Recorded data
# # #

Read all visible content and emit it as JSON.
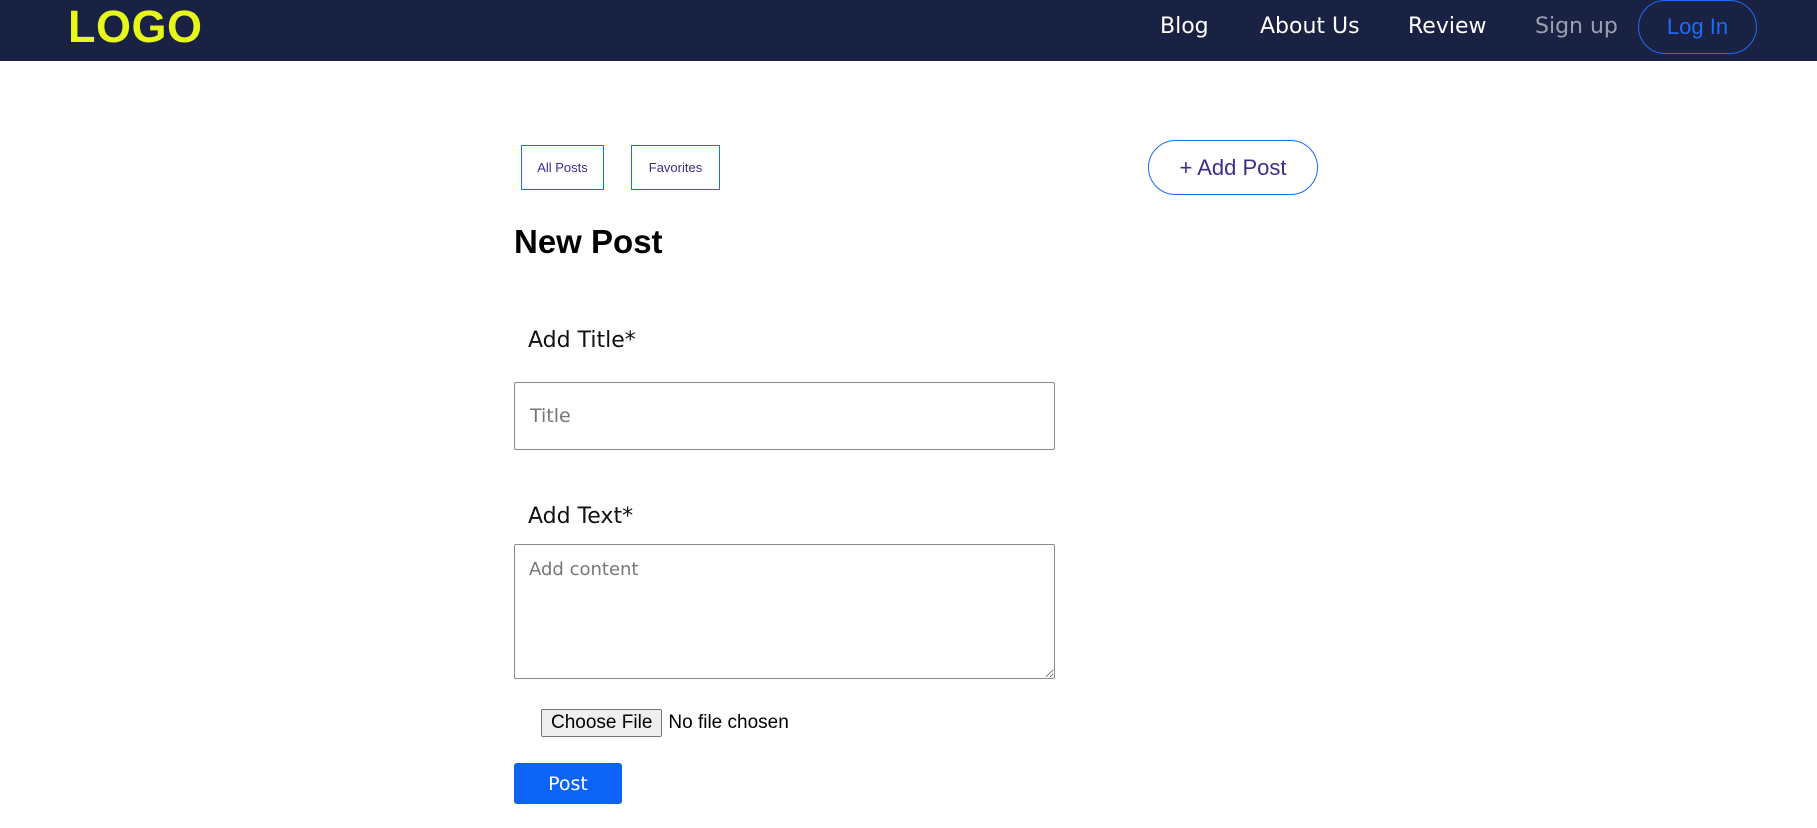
{
  "navbar": {
    "logo": "LOGO",
    "links": {
      "blog": "Blog",
      "about": "About Us",
      "review": "Review",
      "signup": "Sign up",
      "login": "Log In"
    }
  },
  "tabs": {
    "all_posts": "All Posts",
    "favorites": "Favorites"
  },
  "add_post_button": "+ Add Post",
  "form": {
    "heading": "New Post",
    "title_label": "Add Title*",
    "title_placeholder": "Title",
    "title_value": "",
    "text_label": "Add Text*",
    "text_placeholder": "Add content",
    "text_value": "",
    "file_button": "Choose File",
    "file_status": "No file chosen",
    "submit": "Post"
  },
  "colors": {
    "navbar_bg": "#1a2244",
    "logo": "#e6f719",
    "accent": "#1e6bf5",
    "primary_button": "#0d63f5",
    "muted_link": "#9aa0ae"
  }
}
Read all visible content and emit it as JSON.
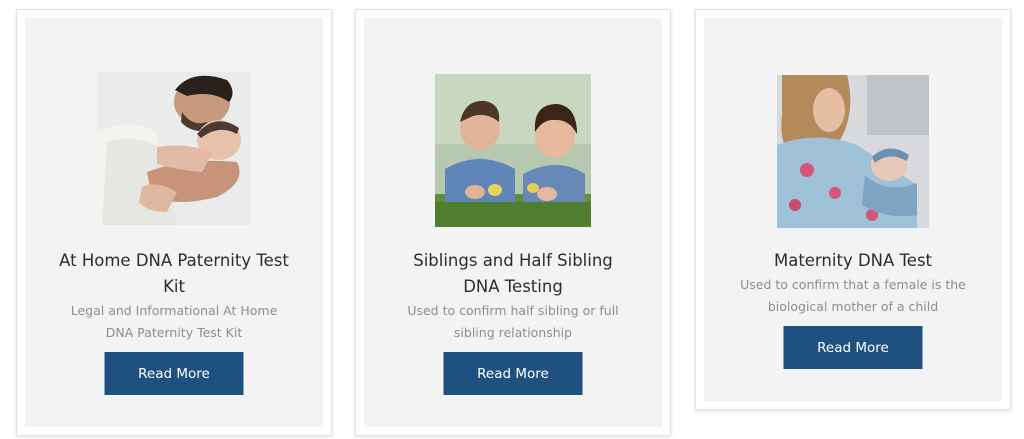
{
  "cards": [
    {
      "title_lines": [
        "At Home DNA Paternity Test",
        "Kit"
      ],
      "desc_lines": [
        "Legal and Informational At Home",
        "DNA Paternity Test Kit"
      ],
      "button_label": "Read More",
      "image": "father-holding-baby-photo"
    },
    {
      "title_lines": [
        "Siblings and Half Sibling",
        "DNA Testing"
      ],
      "desc_lines": [
        "Used to confirm half sibling or full",
        "sibling relationship"
      ],
      "button_label": "Read More",
      "image": "two-children-with-ducklings-photo"
    },
    {
      "title_lines": [
        "Maternity DNA Test"
      ],
      "desc_lines": [
        "Used to confirm that a female is the",
        "biological mother of a child"
      ],
      "button_label": "Read More",
      "image": "mother-holding-newborn-photo"
    }
  ],
  "colors": {
    "button_bg": "#1e5080",
    "card_inner_bg": "#f4f3f4",
    "title": "#2b2b33",
    "desc": "#8d8d8d"
  }
}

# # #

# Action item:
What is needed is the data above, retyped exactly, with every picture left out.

# Exercise result:
Read all visible content and emit it as JSON.
{
  "navbar": {
    "logo": "LOGO",
    "links": {
      "blog": "Blog",
      "about": "About Us",
      "review": "Review",
      "signup": "Sign up",
      "login": "Log In"
    }
  },
  "tabs": {
    "all_posts": "All Posts",
    "favorites": "Favorites"
  },
  "add_post_button": "+ Add Post",
  "form": {
    "heading": "New Post",
    "title_label": "Add Title*",
    "title_placeholder": "Title",
    "title_value": "",
    "text_label": "Add Text*",
    "text_placeholder": "Add content",
    "text_value": "",
    "file_button": "Choose File",
    "file_status": "No file chosen",
    "submit": "Post"
  },
  "colors": {
    "navbar_bg": "#1a2244",
    "logo": "#e6f719",
    "accent": "#1e6bf5",
    "primary_button": "#0d63f5",
    "muted_link": "#9aa0ae"
  }
}
Read all visible content and emit it as JSON.
{
  "cards": [
    {
      "title_lines": [
        "At Home DNA Paternity Test",
        "Kit"
      ],
      "desc_lines": [
        "Legal and Informational At Home",
        "DNA Paternity Test Kit"
      ],
      "button_label": "Read More",
      "image": "father-holding-baby-photo"
    },
    {
      "title_lines": [
        "Siblings and Half Sibling",
        "DNA Testing"
      ],
      "desc_lines": [
        "Used to confirm half sibling or full",
        "sibling relationship"
      ],
      "button_label": "Read More",
      "image": "two-children-with-ducklings-photo"
    },
    {
      "title_lines": [
        "Maternity DNA Test"
      ],
      "desc_lines": [
        "Used to confirm that a female is the",
        "biological mother of a child"
      ],
      "button_label": "Read More",
      "image": "mother-holding-newborn-photo"
    }
  ],
  "colors": {
    "button_bg": "#1e5080",
    "card_inner_bg": "#f4f3f4",
    "title": "#2b2b33",
    "desc": "#8d8d8d"
  }
}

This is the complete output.